Prostate cancer predisposition loci and risk of metastatic disease and prostate cancer recurrence - Abstract
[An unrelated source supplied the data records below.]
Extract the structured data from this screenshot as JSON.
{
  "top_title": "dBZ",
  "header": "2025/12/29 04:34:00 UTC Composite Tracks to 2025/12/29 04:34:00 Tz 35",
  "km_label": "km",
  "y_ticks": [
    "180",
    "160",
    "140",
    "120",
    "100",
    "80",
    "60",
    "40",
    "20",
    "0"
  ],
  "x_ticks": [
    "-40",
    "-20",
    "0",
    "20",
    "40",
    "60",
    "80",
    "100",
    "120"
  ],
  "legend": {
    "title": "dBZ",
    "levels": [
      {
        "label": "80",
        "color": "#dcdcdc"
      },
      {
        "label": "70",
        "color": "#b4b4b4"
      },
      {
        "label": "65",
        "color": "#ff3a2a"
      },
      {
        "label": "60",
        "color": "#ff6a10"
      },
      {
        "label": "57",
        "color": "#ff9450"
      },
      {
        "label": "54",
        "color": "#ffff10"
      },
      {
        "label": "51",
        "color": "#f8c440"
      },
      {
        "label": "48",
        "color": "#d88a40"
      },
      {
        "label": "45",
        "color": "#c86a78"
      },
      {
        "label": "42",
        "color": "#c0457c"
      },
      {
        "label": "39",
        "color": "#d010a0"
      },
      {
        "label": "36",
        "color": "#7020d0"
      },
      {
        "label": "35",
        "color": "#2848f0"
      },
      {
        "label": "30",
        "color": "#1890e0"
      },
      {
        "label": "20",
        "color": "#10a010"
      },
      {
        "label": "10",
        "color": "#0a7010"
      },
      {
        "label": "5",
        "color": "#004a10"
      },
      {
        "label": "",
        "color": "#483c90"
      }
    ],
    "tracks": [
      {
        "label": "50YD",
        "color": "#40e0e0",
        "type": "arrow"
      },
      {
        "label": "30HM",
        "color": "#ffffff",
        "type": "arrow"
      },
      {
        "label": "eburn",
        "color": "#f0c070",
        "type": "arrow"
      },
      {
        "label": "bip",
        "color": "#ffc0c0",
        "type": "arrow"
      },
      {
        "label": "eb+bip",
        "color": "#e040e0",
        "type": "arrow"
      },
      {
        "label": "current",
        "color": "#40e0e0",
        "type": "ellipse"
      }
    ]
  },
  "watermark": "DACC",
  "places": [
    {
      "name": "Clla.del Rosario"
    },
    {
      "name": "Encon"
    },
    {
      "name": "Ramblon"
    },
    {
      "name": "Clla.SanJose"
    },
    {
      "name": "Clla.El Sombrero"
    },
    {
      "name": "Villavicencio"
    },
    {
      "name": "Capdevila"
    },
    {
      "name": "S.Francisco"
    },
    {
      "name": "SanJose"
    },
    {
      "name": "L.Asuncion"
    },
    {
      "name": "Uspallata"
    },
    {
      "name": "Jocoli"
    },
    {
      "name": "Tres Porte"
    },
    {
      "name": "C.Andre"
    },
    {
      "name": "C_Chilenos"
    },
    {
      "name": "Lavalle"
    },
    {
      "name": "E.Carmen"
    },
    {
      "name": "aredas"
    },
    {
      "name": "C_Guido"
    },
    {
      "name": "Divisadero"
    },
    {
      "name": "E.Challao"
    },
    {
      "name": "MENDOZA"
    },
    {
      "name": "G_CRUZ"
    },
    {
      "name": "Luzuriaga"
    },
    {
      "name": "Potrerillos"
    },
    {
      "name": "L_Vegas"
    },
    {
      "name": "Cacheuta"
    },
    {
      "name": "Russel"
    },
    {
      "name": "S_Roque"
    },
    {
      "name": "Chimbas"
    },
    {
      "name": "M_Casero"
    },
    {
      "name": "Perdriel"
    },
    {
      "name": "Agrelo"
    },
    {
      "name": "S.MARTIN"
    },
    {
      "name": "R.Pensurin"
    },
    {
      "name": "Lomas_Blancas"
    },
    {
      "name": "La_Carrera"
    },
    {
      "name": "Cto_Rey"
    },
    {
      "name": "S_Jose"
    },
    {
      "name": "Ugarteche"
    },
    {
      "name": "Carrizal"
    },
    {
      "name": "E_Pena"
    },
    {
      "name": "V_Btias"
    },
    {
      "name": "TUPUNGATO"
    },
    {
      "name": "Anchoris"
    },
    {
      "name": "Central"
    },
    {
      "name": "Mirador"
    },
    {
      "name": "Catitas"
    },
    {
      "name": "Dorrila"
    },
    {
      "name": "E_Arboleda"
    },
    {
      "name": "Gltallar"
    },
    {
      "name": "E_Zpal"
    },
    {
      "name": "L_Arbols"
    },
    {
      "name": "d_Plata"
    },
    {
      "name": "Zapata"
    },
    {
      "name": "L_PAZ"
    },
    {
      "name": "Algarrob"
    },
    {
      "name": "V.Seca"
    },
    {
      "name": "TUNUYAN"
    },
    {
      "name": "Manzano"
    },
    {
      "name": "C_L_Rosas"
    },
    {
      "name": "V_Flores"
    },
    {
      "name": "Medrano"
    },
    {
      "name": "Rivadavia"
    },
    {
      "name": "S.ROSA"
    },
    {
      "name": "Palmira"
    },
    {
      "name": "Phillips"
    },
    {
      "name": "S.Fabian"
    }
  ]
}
Division of Epidemiology, Department of Environmental Medicine, NYU School of Medicine; Department of Pathology and Laboratory Medicine, Weill Cornell Medical College, New York, New York. Division of Urologic Surgery and Department of Genetics, Washington University School of Medicine, St. Louis, Missouri; Division of Cancer Prevention and Control, Moffitt Cancer Center, Tampa, Florida; Center for Clinical Epidemiology and Biostatistics and Abramson Cancer Center, The University of Pennsylvania School of Medicine, Philadelphia, Pennsylvania; Division of Public Health Sciences, Fred Hutchinson Cancer Research Center, Seattle, Washington; Cancer Genetics Branch, National Human Genome Research Institute, National Institutes of Health; Laboratory of Translational Genomics, Division of Cancer Epidemiology and Genetics, National Cancer Institute, National Institutes of Health, Department of Health and Human Services, Bethesda, Maryland; Department of Epidemiology, Johns Hopkins Bloomberg School of Public Health; Brady Urological Institute, Johns Hopkins School of Medicine, Baltimore, Maryland; and Department of Urology, Sanjay Gandhi Post Graduate Institute of Medical Sciences, Lucknow, India.

Genome-wide association studies (GWAS) have identified multiple novel prostate cancer predisposition loci. Whether these common genetic variants are associated with incident metastatic prostate cancer or with recurrence after surgical treatment for clinically localized prostate cancer is uncertain.

Twelve single nucleotide polymorphisms (SNPs) were selected for study in relation to prostate metastatic cancer and recurrence, based on their genome-wide association with prostate cancer in the Cancer Genetic Markers of Susceptibility (CGEMS). To assess risk for metastatic disease, we compared genotypes for the 12 SNPs by logistic regression of 470 incident metastatic prostate cancer cases and 1,945 controls in 3 case-control studies. To assess the relationship of these SNPs to risk for prostate cancer recurrence, we used Cox regression in a cohort of 1,412 men treated for localized prostate cancer, including 328 recurrences, and used logistic regression in a case-case study, comparing 450 recurrent versus 450 nonrecurrent prostate cancer cases. Study-specific relative risks (RRs) for risk of metastatic disease and recurrence were summarized using meta-analysis, with inverse variance weights.

MSMB rs10993994 (per variant allele summary RR = 1.24, 95% CI = 1.05-1.48), 8q24 rs4242382 (RR = 1.40, 95% CI = 1.13-1.75), and 8q24 rs6983267 (RR = 0.67, 95% CI = 0.50-0.89) were associated with risk for metastatic prostate cancer. None of the 12 SNPs was associated with prostate cancer recurrence.

SNPs in MSMB and 8q24 which predispose to prostate cancer overall are associated with risk for metastatic prostate cancer, the most lethal form of this disease. SNPs predictive of prostate cancer recurrence were not identified, among the predisposition SNPs. GWAS specific to these 2 phenotypes may identify additional phenotype-specific genetic determinants.

Written by:
Ahn J, Kibel AS, Park JY, Rebbeck TR, Rennert H, Stanford JL, Ostrander EA, Chanock S, Wang MH, Mittal RD, Isaacs WB, Platz EA, Hayes RB.   Are you the author?

Reference: Clin Cancer Res. 2011 Mar 1;17(5):1075-1081.
doi: 10.1158/1078-0432.CCR-10-0881

PubMed Abstract
PMID: 21343373 Prostate Cancer Section